▶ **GOAL OF THE EXERCISE**: Go through the data below and return each line containing the word "design".

▶ **TASK DATA**:

········

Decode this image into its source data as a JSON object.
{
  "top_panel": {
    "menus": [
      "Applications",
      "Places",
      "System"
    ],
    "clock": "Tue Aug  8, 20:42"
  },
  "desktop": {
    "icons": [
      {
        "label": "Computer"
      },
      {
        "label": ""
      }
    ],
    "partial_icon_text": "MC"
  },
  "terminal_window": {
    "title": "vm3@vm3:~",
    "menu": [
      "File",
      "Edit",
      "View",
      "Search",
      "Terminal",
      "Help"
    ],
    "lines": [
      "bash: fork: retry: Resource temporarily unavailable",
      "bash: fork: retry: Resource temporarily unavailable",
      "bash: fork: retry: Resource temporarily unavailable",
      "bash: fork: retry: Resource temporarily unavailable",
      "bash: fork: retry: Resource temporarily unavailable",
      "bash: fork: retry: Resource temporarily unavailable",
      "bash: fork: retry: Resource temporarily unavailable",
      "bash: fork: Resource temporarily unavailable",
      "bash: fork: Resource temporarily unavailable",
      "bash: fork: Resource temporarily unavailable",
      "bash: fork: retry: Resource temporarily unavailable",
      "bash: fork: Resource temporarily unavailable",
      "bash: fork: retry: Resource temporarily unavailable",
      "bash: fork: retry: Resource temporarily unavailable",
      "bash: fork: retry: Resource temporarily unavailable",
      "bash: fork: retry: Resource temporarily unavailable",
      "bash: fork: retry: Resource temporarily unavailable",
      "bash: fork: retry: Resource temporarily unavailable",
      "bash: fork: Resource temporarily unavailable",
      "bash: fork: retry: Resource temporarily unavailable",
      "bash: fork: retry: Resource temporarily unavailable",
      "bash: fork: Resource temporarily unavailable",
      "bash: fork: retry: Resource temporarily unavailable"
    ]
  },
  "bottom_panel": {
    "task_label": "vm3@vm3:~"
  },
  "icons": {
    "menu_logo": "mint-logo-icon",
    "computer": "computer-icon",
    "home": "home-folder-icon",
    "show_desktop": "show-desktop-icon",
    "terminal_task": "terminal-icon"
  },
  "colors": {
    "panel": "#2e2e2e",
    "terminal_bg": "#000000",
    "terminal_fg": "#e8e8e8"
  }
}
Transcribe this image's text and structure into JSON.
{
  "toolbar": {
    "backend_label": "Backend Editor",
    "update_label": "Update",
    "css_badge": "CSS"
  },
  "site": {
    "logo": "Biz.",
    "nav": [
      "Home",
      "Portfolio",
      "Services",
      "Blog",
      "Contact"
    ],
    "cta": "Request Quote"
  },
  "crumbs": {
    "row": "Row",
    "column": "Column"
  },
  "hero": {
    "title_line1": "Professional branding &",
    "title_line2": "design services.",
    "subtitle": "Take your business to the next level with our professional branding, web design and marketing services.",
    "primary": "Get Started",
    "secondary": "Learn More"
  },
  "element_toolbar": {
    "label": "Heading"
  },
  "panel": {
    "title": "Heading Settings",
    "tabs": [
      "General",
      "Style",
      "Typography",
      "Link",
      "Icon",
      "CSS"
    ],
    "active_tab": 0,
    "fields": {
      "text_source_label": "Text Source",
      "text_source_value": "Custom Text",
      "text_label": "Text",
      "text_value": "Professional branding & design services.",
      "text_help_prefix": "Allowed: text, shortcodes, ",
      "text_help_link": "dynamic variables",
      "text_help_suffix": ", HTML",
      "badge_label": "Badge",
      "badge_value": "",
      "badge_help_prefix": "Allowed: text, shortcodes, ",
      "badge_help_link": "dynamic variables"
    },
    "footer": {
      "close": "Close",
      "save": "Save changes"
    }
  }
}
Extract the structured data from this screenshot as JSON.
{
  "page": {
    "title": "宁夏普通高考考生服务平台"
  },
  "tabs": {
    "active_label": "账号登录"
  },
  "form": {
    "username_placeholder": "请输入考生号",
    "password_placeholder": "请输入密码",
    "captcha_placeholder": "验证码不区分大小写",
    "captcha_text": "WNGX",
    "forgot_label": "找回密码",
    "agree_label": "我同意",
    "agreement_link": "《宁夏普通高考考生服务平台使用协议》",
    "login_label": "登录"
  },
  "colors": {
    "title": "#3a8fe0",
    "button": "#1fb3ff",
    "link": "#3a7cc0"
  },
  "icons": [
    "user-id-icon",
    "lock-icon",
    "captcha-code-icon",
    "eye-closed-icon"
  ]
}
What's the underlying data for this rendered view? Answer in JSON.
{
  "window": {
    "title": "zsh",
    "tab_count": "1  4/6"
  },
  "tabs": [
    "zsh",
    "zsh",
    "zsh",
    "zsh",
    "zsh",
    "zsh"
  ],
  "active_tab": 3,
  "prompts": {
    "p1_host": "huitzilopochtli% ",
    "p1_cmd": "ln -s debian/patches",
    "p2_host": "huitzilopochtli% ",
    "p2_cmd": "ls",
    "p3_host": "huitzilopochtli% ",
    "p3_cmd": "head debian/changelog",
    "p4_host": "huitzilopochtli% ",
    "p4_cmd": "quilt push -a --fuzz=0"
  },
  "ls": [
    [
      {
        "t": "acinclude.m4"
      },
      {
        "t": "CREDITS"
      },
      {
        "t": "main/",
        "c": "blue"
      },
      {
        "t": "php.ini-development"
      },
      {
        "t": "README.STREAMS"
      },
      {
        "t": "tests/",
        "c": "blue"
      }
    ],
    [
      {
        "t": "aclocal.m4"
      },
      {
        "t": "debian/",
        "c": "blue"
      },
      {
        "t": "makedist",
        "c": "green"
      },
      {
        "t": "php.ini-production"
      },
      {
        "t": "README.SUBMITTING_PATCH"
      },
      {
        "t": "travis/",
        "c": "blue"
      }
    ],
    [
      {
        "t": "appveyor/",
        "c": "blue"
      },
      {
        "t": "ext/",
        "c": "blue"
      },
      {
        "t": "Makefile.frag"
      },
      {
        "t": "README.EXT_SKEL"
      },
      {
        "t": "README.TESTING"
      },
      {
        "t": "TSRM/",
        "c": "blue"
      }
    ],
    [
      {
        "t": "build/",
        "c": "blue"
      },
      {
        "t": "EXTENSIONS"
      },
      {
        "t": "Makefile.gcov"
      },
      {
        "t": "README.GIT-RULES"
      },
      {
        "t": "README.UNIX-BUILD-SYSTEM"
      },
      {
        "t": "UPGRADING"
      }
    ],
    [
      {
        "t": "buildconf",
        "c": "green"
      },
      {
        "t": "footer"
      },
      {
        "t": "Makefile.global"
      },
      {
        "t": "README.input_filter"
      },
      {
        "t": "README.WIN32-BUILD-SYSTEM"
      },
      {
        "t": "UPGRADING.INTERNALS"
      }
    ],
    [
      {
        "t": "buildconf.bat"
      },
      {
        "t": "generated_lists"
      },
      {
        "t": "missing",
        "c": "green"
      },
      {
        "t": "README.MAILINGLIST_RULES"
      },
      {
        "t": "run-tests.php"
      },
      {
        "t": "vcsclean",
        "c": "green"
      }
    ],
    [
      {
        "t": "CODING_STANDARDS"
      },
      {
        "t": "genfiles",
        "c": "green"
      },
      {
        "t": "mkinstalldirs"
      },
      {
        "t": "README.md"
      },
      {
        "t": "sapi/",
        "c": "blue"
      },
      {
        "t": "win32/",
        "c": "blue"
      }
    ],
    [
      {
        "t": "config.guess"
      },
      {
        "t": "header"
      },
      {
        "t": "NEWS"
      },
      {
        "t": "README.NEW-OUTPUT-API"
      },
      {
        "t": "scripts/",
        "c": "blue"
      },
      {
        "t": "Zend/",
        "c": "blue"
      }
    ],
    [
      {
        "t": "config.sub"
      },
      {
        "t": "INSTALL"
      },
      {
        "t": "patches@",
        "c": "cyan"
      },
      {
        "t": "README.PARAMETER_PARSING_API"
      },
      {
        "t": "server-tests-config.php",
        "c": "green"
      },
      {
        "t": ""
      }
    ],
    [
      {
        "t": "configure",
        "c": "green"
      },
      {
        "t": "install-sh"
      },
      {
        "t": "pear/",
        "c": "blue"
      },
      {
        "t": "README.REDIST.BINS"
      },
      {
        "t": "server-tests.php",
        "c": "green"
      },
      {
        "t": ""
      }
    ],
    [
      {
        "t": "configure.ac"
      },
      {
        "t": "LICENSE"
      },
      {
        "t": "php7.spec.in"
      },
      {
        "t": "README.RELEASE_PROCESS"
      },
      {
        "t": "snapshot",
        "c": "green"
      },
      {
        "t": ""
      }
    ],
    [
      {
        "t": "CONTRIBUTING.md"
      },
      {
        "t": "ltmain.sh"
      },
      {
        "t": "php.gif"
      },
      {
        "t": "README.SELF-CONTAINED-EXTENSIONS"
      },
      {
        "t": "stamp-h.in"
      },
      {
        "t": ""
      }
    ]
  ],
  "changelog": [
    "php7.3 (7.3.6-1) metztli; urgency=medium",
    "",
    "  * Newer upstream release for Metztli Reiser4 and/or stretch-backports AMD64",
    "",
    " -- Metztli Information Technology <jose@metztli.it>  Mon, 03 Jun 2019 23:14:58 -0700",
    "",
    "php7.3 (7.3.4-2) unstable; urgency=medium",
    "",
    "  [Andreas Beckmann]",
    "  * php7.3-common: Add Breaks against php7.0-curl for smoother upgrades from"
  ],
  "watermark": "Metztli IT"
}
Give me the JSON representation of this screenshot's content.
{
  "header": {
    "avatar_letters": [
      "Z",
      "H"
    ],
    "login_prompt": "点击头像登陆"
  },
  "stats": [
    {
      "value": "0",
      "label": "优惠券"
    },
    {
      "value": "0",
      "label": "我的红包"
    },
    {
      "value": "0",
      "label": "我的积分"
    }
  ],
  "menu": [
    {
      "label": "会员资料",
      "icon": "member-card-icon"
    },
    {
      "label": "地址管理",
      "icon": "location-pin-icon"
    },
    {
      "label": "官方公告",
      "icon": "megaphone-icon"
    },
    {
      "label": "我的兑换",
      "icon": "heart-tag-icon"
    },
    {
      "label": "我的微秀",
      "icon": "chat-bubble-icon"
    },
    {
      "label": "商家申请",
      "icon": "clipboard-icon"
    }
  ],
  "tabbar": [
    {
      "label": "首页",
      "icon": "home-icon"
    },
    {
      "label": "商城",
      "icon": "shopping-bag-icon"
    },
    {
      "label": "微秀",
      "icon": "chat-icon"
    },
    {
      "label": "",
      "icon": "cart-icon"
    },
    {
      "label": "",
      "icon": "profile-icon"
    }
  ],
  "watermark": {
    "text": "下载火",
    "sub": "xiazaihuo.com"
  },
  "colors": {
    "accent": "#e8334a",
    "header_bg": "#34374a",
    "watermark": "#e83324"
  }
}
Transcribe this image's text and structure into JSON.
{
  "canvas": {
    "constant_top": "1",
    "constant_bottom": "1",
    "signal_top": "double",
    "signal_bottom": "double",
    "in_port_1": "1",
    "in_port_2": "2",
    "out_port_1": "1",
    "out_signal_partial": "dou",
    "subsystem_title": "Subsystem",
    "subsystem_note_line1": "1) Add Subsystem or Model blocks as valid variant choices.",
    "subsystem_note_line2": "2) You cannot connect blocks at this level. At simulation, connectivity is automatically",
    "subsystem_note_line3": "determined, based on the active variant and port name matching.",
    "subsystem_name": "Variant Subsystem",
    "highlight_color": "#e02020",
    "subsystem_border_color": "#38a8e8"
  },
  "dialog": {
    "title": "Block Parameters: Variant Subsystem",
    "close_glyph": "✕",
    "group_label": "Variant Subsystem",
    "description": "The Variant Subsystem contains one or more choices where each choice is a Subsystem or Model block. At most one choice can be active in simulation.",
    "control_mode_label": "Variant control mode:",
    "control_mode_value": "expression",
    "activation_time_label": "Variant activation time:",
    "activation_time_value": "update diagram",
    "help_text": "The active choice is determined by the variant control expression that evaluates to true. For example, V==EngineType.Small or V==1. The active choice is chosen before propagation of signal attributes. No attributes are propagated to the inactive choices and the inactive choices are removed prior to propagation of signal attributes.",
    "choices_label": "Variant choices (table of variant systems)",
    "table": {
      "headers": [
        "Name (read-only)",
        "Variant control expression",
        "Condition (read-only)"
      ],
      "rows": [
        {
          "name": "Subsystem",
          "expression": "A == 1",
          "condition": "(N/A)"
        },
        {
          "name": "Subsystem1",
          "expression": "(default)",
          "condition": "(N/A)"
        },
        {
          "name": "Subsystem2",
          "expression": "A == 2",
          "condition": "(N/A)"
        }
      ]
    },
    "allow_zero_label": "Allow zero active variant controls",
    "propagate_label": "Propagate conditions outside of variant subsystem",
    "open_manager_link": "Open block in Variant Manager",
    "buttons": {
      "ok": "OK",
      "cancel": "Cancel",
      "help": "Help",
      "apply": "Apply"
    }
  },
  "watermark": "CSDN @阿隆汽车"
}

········

▶ **TASK RESULT**:
    "title_line2": "design services.",
    "subtitle": "Take your business to the next level with our professional branding, web design and marketing services.",
      "text_value": "Professional branding & design services.",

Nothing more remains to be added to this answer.